====== Data for this task ======
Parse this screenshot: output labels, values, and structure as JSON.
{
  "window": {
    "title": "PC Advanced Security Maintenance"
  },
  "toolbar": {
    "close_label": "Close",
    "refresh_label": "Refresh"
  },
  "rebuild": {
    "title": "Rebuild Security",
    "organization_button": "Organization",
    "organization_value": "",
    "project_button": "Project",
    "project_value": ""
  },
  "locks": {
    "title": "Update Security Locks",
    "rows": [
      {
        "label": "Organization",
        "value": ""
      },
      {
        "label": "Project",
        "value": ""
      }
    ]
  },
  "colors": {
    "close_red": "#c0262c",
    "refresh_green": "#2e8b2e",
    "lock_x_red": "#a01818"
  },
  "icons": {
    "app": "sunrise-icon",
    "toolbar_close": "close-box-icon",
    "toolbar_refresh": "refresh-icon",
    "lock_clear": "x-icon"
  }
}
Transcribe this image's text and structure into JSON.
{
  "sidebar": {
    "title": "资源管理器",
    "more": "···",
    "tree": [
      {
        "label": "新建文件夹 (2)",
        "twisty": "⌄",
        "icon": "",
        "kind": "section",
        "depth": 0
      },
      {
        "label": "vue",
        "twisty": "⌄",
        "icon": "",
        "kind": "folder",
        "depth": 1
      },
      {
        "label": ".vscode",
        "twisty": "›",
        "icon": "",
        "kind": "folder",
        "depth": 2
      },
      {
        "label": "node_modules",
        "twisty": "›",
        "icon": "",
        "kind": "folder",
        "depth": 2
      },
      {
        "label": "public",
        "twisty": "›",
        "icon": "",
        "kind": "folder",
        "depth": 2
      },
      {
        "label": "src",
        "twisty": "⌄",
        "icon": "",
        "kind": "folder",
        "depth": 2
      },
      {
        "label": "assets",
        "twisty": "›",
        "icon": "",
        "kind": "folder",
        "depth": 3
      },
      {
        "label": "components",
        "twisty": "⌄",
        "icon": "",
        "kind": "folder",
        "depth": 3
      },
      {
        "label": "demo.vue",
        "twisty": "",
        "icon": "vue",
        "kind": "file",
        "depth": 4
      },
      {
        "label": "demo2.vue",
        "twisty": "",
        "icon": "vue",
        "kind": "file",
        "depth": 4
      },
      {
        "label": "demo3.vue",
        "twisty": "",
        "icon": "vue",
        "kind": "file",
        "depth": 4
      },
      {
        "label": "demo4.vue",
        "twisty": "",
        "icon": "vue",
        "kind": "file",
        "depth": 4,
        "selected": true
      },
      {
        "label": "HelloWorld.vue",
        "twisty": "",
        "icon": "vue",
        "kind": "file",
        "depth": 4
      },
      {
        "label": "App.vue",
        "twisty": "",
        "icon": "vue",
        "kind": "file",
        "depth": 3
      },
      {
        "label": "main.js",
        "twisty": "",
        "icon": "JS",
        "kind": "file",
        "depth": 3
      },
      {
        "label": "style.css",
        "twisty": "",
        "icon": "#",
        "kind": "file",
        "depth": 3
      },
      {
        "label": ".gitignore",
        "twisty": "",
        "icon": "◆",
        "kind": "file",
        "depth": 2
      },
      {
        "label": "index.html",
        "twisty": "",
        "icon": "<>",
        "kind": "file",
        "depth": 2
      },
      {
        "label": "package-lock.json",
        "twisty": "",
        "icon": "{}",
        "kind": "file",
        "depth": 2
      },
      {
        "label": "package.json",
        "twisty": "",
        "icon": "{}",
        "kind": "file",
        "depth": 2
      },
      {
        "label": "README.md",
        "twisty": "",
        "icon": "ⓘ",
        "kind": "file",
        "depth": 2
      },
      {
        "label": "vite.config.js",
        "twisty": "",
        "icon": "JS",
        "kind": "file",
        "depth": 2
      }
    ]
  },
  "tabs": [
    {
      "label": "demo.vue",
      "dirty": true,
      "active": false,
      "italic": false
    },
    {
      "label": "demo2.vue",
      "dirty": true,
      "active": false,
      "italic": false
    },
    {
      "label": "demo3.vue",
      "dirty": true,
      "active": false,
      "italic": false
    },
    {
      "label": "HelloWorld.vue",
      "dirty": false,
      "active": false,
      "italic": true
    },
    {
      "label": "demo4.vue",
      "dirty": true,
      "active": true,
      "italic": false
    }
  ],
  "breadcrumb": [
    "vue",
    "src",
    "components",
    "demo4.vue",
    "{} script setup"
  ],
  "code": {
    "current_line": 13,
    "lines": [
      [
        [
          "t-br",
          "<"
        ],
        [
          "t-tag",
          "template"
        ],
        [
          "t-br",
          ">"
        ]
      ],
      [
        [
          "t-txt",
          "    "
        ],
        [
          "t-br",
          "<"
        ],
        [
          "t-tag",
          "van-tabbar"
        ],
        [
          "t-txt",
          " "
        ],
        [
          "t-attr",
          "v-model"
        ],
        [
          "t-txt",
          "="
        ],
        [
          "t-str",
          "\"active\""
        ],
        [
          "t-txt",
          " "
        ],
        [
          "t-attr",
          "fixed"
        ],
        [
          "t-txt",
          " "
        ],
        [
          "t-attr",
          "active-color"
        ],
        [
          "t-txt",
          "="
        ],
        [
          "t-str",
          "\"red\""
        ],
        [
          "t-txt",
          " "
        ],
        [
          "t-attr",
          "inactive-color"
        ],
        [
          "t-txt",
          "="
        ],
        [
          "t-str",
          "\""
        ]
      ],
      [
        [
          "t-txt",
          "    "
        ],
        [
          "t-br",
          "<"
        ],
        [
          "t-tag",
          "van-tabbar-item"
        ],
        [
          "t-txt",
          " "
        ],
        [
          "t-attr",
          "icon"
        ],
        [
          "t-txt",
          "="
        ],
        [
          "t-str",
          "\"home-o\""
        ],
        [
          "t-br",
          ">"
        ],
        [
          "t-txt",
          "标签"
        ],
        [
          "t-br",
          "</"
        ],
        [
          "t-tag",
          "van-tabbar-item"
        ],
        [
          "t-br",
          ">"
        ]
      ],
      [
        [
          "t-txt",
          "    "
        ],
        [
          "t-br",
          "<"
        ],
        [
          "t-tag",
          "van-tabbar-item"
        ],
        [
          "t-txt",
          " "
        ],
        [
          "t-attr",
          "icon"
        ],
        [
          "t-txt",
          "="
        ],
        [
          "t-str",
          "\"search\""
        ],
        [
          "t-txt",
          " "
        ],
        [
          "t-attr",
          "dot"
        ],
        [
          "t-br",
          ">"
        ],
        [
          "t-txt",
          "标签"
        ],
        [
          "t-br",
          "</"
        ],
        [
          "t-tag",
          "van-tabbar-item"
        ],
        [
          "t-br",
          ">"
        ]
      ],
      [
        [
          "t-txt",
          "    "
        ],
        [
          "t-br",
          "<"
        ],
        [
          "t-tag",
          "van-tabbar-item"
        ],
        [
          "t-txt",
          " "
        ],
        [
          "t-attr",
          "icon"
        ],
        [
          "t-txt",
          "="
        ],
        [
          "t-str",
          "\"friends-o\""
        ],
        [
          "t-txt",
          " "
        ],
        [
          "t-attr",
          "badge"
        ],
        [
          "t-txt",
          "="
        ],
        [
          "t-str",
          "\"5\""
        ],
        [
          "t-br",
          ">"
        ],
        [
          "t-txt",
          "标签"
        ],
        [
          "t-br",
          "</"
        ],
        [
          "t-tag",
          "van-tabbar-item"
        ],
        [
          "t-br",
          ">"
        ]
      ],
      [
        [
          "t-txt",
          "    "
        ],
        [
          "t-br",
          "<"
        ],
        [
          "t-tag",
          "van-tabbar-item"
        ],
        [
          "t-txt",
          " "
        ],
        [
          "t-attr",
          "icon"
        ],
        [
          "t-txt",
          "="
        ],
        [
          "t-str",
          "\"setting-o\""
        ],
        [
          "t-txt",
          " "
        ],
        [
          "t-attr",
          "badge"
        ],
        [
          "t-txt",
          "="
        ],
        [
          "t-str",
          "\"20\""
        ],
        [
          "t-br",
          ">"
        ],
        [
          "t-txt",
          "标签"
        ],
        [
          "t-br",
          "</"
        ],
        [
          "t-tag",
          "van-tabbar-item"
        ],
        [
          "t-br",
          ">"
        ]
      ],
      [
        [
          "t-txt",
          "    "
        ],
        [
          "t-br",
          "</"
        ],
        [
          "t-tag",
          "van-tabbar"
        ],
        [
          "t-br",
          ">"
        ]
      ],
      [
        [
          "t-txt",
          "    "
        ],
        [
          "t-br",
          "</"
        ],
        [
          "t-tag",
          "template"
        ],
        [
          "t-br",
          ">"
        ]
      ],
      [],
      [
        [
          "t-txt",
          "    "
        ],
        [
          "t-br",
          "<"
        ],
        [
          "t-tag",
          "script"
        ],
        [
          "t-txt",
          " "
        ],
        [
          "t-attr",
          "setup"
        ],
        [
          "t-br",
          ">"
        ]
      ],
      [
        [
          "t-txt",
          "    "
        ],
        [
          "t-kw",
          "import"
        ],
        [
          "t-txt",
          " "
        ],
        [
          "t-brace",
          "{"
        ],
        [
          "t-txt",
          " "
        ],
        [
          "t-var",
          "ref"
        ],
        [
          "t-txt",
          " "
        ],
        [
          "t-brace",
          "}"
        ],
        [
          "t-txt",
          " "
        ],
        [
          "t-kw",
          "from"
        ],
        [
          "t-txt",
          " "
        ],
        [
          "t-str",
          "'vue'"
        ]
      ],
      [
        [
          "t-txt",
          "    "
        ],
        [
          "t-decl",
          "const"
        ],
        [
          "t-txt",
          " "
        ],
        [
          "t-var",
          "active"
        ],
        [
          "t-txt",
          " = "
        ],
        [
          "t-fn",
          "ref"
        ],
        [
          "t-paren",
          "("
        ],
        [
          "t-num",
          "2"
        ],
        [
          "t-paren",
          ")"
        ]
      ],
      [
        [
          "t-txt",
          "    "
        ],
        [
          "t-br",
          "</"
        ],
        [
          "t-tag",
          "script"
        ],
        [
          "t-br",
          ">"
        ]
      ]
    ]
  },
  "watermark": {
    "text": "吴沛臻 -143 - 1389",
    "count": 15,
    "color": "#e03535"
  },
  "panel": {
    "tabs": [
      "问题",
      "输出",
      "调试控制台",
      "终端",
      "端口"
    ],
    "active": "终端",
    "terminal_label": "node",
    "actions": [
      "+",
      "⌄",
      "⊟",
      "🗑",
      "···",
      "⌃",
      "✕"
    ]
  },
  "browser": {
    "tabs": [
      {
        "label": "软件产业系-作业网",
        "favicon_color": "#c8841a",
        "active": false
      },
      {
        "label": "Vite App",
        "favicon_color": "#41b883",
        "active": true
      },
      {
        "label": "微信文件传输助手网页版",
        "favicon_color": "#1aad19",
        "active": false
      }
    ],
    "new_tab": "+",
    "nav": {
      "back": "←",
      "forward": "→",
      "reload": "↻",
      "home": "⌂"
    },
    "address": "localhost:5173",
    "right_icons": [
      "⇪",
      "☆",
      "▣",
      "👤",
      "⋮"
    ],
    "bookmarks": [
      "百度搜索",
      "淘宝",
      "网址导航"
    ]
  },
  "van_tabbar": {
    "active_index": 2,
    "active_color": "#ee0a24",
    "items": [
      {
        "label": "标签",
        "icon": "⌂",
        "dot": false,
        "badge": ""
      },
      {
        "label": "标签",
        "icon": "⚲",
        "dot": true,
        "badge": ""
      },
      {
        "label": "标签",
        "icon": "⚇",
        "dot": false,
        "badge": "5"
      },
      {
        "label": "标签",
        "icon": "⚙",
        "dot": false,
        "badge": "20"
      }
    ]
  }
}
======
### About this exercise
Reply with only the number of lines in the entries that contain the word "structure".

### Answer box
2